# Requirement
In the material below, find each line with the string "chevron" and copy it.

# Recorded data
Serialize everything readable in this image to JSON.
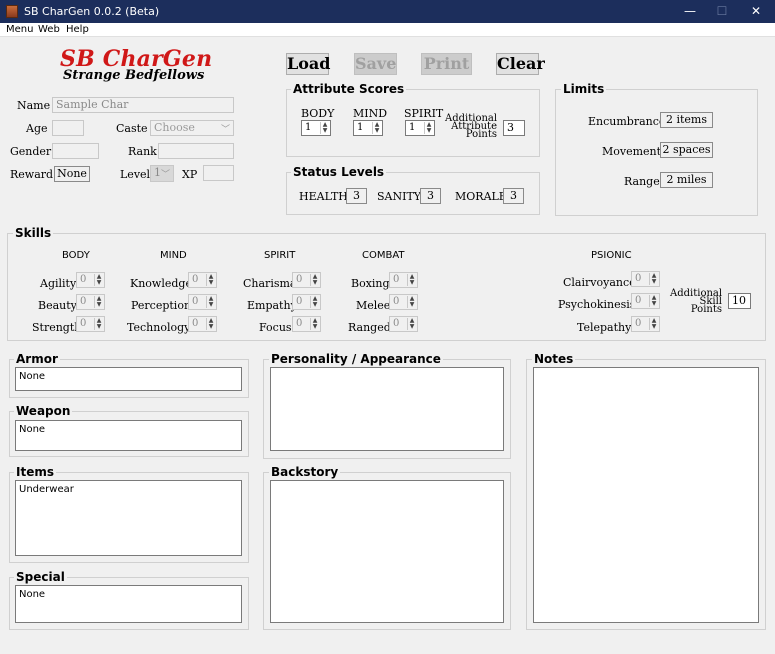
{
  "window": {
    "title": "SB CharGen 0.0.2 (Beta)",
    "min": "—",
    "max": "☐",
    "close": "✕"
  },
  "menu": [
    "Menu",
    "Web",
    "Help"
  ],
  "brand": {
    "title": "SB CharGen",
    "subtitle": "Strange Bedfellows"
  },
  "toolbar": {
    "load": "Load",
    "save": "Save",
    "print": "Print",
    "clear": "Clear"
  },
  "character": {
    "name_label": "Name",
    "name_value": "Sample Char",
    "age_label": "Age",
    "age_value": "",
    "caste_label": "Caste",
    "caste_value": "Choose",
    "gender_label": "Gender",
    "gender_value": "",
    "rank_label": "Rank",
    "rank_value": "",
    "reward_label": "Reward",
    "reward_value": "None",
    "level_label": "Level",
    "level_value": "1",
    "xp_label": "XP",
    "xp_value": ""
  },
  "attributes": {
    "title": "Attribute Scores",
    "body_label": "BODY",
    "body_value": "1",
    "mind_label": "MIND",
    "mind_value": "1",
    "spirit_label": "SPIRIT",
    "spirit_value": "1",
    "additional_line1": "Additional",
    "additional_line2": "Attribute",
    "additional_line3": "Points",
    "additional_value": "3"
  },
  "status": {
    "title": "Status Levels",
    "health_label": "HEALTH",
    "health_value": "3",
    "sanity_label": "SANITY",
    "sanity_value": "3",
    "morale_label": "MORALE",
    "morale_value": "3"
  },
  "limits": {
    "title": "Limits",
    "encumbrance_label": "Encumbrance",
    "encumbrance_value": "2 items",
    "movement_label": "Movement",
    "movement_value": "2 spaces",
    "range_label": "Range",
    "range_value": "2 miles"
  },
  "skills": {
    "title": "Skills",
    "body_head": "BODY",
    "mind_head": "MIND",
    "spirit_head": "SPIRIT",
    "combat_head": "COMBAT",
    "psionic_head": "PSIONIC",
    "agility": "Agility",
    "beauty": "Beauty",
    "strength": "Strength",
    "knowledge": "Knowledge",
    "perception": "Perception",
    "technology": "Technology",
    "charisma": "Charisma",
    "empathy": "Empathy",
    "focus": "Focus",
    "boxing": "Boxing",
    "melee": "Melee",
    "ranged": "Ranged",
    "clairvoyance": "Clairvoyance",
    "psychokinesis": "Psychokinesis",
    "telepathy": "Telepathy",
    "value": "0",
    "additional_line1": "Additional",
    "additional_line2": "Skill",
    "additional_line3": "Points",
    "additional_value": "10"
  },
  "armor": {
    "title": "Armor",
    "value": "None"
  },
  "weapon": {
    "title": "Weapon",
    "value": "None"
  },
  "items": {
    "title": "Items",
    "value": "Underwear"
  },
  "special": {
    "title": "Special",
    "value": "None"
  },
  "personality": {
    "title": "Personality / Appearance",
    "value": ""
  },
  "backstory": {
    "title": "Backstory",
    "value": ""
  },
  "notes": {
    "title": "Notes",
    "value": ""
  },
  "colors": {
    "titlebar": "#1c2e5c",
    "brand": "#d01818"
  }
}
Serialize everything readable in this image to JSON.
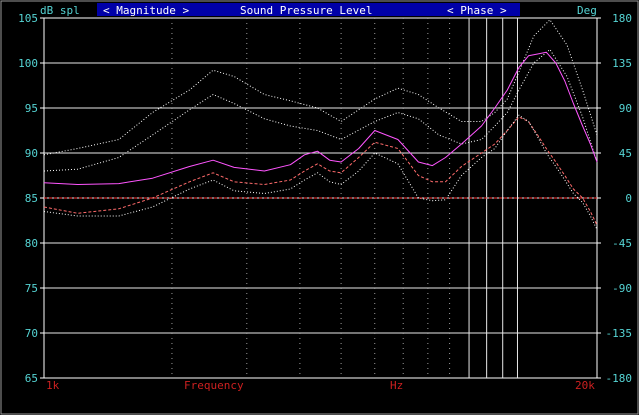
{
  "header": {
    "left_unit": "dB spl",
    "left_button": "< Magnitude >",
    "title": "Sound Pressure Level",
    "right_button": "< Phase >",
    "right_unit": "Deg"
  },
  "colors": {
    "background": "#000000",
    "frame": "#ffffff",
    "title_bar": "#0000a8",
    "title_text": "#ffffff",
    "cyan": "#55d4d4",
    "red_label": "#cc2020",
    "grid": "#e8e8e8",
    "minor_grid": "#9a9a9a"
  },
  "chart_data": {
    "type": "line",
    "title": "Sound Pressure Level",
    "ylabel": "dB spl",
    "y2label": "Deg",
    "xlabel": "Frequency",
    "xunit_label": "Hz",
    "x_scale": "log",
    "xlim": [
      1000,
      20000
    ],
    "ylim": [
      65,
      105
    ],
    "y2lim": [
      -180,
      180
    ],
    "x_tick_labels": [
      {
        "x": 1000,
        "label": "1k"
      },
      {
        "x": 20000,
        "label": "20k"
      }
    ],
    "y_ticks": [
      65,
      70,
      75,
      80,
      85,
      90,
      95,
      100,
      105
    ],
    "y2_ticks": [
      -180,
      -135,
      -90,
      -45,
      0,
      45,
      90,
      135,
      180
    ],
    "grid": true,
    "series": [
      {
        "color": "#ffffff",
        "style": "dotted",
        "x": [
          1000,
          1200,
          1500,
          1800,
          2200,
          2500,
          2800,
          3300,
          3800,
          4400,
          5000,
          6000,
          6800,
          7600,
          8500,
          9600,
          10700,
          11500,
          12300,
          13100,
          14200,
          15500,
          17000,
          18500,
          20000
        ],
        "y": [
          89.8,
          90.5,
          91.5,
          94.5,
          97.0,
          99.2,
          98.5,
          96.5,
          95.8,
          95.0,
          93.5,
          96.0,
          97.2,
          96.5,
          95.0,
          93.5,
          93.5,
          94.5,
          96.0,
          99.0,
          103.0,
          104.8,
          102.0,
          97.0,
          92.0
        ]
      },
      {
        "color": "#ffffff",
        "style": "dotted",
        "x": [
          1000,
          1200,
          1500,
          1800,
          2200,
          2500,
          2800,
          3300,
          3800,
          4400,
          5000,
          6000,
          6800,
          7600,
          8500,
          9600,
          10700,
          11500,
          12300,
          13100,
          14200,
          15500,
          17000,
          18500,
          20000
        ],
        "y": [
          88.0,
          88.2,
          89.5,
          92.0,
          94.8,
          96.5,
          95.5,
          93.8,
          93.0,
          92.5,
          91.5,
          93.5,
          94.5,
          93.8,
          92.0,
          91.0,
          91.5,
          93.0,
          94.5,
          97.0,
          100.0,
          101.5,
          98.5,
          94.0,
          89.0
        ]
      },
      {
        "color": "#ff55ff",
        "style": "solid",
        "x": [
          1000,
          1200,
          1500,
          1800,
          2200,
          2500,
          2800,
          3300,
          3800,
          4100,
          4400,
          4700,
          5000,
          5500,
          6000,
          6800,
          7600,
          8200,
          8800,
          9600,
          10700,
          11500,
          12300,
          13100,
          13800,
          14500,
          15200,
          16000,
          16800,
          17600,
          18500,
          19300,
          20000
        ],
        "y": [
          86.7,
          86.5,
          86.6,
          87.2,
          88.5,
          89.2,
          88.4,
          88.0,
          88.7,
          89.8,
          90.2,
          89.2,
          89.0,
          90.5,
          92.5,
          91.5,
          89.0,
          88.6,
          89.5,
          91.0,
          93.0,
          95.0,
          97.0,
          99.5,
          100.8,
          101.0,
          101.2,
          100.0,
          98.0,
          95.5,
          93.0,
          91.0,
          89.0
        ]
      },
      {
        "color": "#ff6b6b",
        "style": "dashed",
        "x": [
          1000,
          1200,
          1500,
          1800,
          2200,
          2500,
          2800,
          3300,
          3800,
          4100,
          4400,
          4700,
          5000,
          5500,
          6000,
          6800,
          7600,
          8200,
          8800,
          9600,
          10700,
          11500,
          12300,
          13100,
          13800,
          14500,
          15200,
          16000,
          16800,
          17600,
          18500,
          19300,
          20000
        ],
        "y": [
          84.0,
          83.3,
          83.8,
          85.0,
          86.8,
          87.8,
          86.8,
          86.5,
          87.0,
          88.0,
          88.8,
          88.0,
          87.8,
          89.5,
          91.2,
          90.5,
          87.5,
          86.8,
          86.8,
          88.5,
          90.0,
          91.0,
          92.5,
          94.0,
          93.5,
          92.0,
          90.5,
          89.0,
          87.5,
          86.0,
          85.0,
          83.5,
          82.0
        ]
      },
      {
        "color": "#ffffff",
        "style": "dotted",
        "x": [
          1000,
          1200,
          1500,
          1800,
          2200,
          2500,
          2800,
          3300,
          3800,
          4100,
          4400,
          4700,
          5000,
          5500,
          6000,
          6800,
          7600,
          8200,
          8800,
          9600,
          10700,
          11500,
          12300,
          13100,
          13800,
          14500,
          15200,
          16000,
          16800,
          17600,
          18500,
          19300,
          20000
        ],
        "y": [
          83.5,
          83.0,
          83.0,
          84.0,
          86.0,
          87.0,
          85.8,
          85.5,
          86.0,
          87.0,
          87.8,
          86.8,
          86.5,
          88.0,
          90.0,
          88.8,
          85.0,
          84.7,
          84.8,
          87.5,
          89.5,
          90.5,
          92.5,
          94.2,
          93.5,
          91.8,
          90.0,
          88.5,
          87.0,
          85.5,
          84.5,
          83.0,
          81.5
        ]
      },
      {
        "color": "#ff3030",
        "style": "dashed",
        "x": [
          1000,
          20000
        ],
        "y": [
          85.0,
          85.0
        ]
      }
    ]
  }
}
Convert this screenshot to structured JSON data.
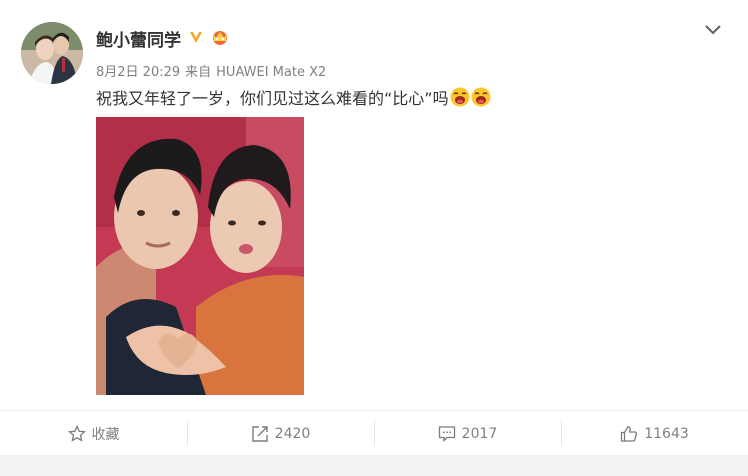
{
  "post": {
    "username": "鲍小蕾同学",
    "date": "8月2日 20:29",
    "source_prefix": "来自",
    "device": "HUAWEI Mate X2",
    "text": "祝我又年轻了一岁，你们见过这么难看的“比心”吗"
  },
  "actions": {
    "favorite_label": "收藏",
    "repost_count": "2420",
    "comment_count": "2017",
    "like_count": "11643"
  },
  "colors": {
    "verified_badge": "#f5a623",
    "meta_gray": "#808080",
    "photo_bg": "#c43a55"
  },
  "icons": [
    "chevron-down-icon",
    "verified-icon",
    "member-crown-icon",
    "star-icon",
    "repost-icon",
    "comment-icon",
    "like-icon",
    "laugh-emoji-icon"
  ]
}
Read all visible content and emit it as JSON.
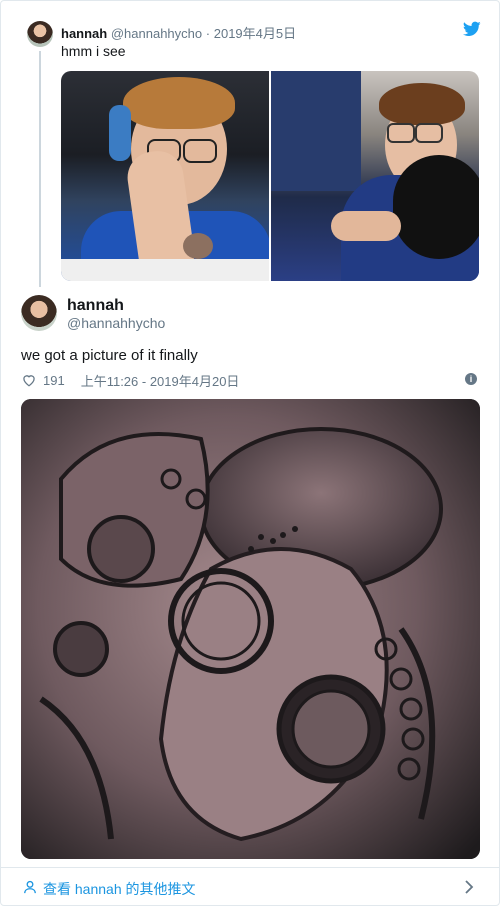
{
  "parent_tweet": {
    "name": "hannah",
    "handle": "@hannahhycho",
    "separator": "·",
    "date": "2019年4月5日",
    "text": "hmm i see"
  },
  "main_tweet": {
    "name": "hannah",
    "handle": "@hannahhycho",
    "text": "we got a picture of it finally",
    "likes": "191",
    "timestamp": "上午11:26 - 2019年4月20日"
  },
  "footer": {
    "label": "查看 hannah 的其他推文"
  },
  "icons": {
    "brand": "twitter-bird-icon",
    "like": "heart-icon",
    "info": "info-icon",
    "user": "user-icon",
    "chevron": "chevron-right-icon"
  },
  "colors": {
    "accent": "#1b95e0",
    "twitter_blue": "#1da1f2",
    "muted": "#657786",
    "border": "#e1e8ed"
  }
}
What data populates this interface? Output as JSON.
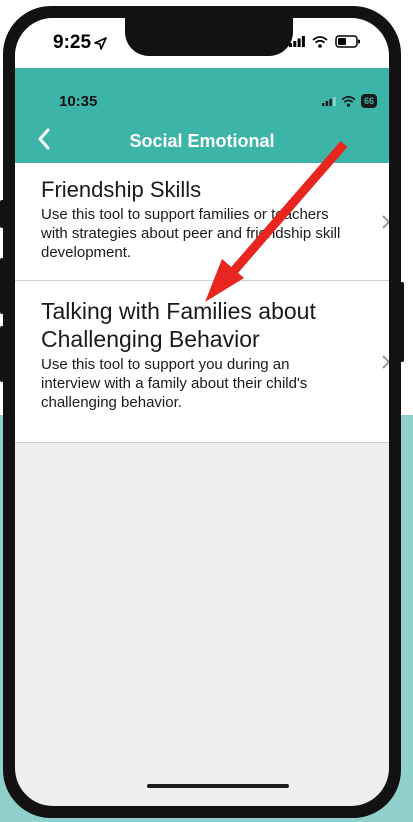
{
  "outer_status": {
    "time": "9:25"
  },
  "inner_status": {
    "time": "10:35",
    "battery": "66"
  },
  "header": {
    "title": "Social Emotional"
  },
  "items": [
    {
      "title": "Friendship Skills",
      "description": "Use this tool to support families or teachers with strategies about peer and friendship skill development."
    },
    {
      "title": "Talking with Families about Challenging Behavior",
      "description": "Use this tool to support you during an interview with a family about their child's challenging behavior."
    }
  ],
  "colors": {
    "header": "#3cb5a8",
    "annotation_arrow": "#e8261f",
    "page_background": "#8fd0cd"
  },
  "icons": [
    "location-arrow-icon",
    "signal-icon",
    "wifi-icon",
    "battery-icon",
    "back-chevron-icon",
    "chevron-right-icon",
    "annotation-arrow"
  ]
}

# Answer space
    "chevron-down-icon",
    "chevron": "chevron-right-icon"
    "back-chevron-icon",
    "chevron-right-icon",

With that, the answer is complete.